Another researcher by the name of Robert Kock showed how we can separate different groups of bacteria. He showed how to microorganisms play a role in nature. This helped strengthen theory applied to practice. Kock helped to unveil many of nature's secrets.


Following the similar scientific methods allows us to share information at lightning speed on the Internet. Today we have more information than we can handle. So a study of bacteria remains an important field of study, and requires a clear focus. The Internet helps.


What Are Bacteria?

A suicide cleanup practitioner must ask that big question, just what are bacteria? By the naked eye we can see something is going on in grand fashion, but we cannot really tell what's going on as we might with a microscope and the knowledge of Koch's separation of bacteria species. With a microscope we discover not only the many colors that bacteria share with observable nature, we discover that geometry plays a big role in the shape of bacteria.


Bacteria's Shape

The shape of bacteria could be little else than it is at present.
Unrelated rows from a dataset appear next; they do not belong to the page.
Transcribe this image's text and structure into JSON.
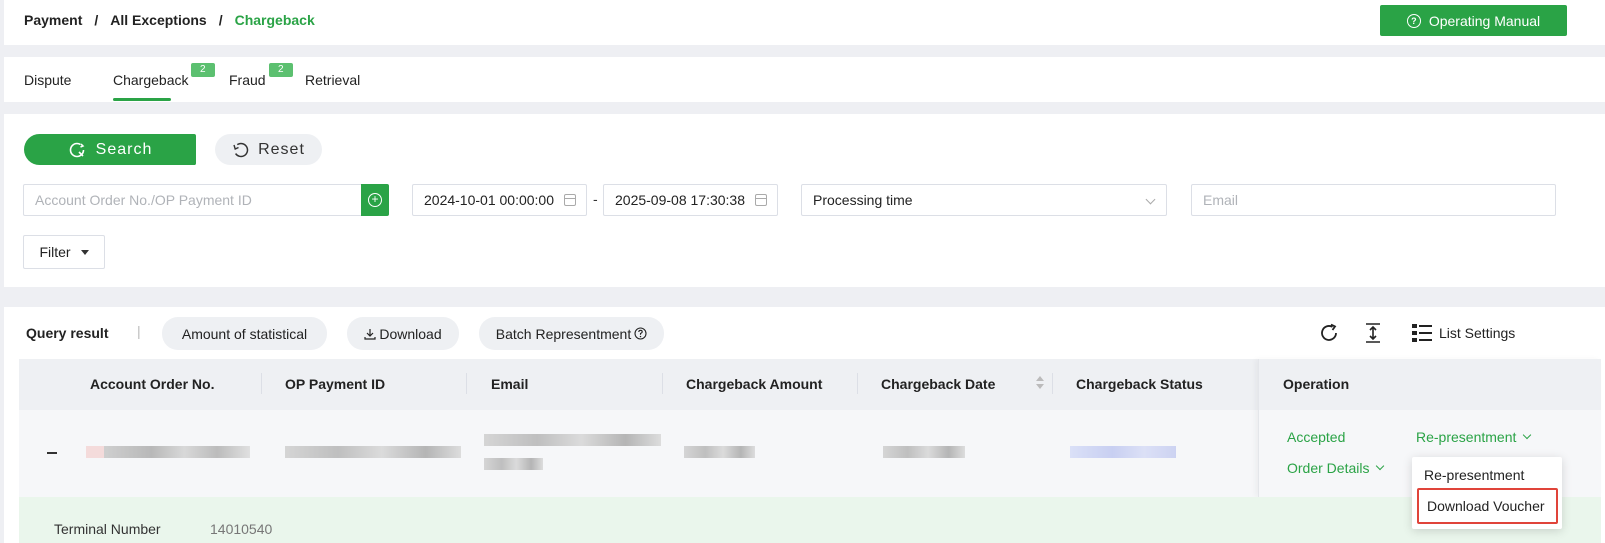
{
  "breadcrumb": {
    "items": [
      "Payment",
      "All Exceptions",
      "Chargeback"
    ],
    "separator": "/"
  },
  "header": {
    "manual_label": "Operating Manual"
  },
  "tabs": [
    {
      "label": "Dispute",
      "badge": ""
    },
    {
      "label": "Chargeback",
      "badge": "2"
    },
    {
      "label": "Fraud",
      "badge": "2"
    },
    {
      "label": "Retrieval",
      "badge": ""
    }
  ],
  "search": {
    "search_label": "Search",
    "reset_label": "Reset",
    "order_placeholder": "Account Order No./OP Payment ID",
    "date_from": "2024-10-01 00:00:00",
    "date_to": "2025-09-08 17:30:38",
    "date_sep": "-",
    "time_type": "Processing time",
    "email_placeholder": "Email",
    "filter_label": "Filter"
  },
  "results": {
    "title": "Query result",
    "divider": "|",
    "stat_label": "Amount of statistical",
    "download_label": "Download",
    "batch_label": "Batch Representment",
    "list_settings_label": "List Settings"
  },
  "table": {
    "columns": [
      "Account Order No.",
      "OP Payment ID",
      "Email",
      "Chargeback Amount",
      "Chargeback Date",
      "Chargeback Status",
      "Operation"
    ],
    "row": {
      "status_link": "Accepted",
      "represent_link": "Re-presentment",
      "details_link": "Order Details"
    },
    "expand": {
      "terminal_label": "Terminal Number",
      "terminal_value": "14010540"
    }
  },
  "dropdown": {
    "items": [
      "Re-presentment",
      "Download Voucher"
    ]
  },
  "colors": {
    "accent": "#2aa346",
    "highlight": "#e0443a",
    "badge": "#5cc070"
  }
}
It came to exist in his many varieties and forms because what it reflects now is what works best for it under certain conditions. And even though these conditions may no longer exist, bacteria continue to thrive as they watch that under their original incubating conditions.

Some bacteria are shaped like pool balls. Some have the shape of a lead pencil newly sharpened. Then there's funny little corkscrew like bacteria screen their way through water under the microscope. Spirals, rod like shapes, and even those circular spear so common to our universe find a place in the world of bacteria.

The size of bacteria we find from 0.25 u to 1.5 u (0.000012 to 0.00006 inches). Such sizes are hard to imagine compared to the sizes we find in the universe when it comes to researching celestial bodies. Even our own son will contain 1 million earths. Imagine the size of the earth and the sign and then imagine the size of the tiniest bacteria.

When it comes to blood clean up during suicide cleanup, we must keep in mind that we do live in a world of bacteria even though we may not see them were certain, we will often smell the bacteria's gas before we reach their final resting place.





Readers will find more biohazard cleanup information at this Orange County web site.